Search the records that follow and extract every line containing the string "safe".
+++ DATA RECORDS
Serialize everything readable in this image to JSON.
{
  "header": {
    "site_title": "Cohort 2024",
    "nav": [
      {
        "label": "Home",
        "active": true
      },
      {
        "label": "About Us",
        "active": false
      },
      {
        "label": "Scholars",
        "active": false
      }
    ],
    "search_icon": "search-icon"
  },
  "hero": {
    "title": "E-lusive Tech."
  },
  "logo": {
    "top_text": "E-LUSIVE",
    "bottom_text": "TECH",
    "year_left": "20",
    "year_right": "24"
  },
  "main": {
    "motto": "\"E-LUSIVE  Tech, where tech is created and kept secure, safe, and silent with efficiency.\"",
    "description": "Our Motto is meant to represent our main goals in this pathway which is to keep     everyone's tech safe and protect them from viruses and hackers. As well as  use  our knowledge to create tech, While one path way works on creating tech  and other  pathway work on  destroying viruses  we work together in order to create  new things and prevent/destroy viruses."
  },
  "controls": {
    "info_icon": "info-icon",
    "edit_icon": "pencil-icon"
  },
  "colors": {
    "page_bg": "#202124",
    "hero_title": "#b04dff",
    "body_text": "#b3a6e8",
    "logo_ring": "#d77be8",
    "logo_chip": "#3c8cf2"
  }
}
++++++
* OUTPUT OF THE EXERCISE
    "motto": "\"E-LUSIVE  Tech, where tech is created and kept secure, safe, and silent with efficiency.\"",
    "description": "Our Motto is meant to represent our main goals in this pathway which is to keep     everyone's tech safe and protect them from viruses and hackers. As well as  use  our knowledge to create tech, While one path way works on creating tech  and other  pathway work on  destroying viruses  we work together in order to create  new things and prevent/destroy viruses."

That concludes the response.